Print out the data below. Do not alter a single line.

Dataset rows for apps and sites

__________________________________________________

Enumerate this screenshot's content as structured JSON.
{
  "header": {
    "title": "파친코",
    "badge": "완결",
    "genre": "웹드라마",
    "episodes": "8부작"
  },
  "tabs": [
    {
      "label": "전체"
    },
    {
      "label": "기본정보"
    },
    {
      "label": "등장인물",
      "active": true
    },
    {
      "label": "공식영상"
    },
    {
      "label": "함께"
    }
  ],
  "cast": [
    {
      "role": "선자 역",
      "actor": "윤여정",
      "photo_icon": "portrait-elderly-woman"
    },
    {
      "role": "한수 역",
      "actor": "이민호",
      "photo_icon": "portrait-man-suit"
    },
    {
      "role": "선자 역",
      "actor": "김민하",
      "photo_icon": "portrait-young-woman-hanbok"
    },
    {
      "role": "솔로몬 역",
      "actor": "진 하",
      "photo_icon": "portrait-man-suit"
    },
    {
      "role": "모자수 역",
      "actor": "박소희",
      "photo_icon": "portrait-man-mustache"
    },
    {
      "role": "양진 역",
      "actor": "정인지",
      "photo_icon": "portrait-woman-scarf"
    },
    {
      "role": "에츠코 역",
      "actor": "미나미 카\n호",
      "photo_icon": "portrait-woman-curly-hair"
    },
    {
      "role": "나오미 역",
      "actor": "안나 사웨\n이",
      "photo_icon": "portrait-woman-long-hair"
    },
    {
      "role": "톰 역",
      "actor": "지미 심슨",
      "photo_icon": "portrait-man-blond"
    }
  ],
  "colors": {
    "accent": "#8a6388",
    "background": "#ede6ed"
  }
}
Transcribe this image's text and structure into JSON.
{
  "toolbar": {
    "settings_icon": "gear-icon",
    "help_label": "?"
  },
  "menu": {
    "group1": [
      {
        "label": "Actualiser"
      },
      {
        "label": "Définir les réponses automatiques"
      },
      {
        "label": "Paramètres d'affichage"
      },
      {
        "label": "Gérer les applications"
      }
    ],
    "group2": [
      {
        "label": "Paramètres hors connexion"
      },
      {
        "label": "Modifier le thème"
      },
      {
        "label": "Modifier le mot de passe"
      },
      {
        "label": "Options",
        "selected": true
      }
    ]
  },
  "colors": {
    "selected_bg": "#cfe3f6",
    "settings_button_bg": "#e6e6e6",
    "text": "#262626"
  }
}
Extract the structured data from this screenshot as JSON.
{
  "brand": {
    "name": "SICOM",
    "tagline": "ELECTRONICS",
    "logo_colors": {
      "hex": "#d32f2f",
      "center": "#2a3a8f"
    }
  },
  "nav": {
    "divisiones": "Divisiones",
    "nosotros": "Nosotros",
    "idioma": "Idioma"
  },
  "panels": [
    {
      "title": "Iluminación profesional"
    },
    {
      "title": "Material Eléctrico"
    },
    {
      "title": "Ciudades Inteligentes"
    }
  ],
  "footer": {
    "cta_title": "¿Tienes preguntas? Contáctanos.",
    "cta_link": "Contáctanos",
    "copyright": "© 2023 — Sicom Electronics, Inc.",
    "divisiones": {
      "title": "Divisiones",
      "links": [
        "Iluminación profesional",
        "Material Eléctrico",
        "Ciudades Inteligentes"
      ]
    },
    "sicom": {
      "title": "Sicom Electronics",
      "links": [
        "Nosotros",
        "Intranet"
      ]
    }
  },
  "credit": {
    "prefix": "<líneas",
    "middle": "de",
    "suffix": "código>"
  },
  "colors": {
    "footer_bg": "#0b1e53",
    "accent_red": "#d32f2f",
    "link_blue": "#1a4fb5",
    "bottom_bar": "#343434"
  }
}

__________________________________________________

## Finished task
Enumerate this screenshot's content as structured JSON.
{
  "header": {
    "title": "파친코",
    "badge": "완결",
    "genre": "웹드라마",
    "episodes": "8부작"
  },
  "tabs": [
    {
      "label": "전체"
    },
    {
      "label": "기본정보"
    },
    {
      "label": "등장인물",
      "active": true
    },
    {
      "label": "공식영상"
    },
    {
      "label": "함께"
    }
  ],
  "cast": [
    {
      "role": "선자 역",
      "actor": "윤여정",
      "photo_icon": "portrait-elderly-woman"
    },
    {
      "role": "한수 역",
      "actor": "이민호",
      "photo_icon": "portrait-man-suit"
    },
    {
      "role": "선자 역",
      "actor": "김민하",
      "photo_icon": "portrait-young-woman-hanbok"
    },
    {
      "role": "솔로몬 역",
      "actor": "진 하",
      "photo_icon": "portrait-man-suit"
    },
    {
      "role": "모자수 역",
      "actor": "박소희",
      "photo_icon": "portrait-man-mustache"
    },
    {
      "role": "양진 역",
      "actor": "정인지",
      "photo_icon": "portrait-woman-scarf"
    },
    {
      "role": "에츠코 역",
      "actor": "미나미 카\n호",
      "photo_icon": "portrait-woman-curly-hair"
    },
    {
      "role": "나오미 역",
      "actor": "안나 사웨\n이",
      "photo_icon": "portrait-woman-long-hair"
    },
    {
      "role": "톰 역",
      "actor": "지미 심슨",
      "photo_icon": "portrait-man-blond"
    }
  ],
  "colors": {
    "accent": "#8a6388",
    "background": "#ede6ed"
  }
}
Transcribe this image's text and structure into JSON.
{
  "toolbar": {
    "settings_icon": "gear-icon",
    "help_label": "?"
  },
  "menu": {
    "group1": [
      {
        "label": "Actualiser"
      },
      {
        "label": "Définir les réponses automatiques"
      },
      {
        "label": "Paramètres d'affichage"
      },
      {
        "label": "Gérer les applications"
      }
    ],
    "group2": [
      {
        "label": "Paramètres hors connexion"
      },
      {
        "label": "Modifier le thème"
      },
      {
        "label": "Modifier le mot de passe"
      },
      {
        "label": "Options",
        "selected": true
      }
    ]
  },
  "colors": {
    "selected_bg": "#cfe3f6",
    "settings_button_bg": "#e6e6e6",
    "text": "#262626"
  }
}
Extract the structured data from this screenshot as JSON.
{
  "brand": {
    "name": "SICOM",
    "tagline": "ELECTRONICS",
    "logo_colors": {
      "hex": "#d32f2f",
      "center": "#2a3a8f"
    }
  },
  "nav": {
    "divisiones": "Divisiones",
    "nosotros": "Nosotros",
    "idioma": "Idioma"
  },
  "panels": [
    {
      "title": "Iluminación profesional"
    },
    {
      "title": "Material Eléctrico"
    },
    {
      "title": "Ciudades Inteligentes"
    }
  ],
  "footer": {
    "cta_title": "¿Tienes preguntas? Contáctanos.",
    "cta_link": "Contáctanos",
    "copyright": "© 2023 — Sicom Electronics, Inc.",
    "divisiones": {
      "title": "Divisiones",
      "links": [
        "Iluminación profesional",
        "Material Eléctrico",
        "Ciudades Inteligentes"
      ]
    },
    "sicom": {
      "title": "Sicom Electronics",
      "links": [
        "Nosotros",
        "Intranet"
      ]
    }
  },
  "credit": {
    "prefix": "<líneas",
    "middle": "de",
    "suffix": "código>"
  },
  "colors": {
    "footer_bg": "#0b1e53",
    "accent_red": "#d32f2f",
    "link_blue": "#1a4fb5",
    "bottom_bar": "#343434"
  }
}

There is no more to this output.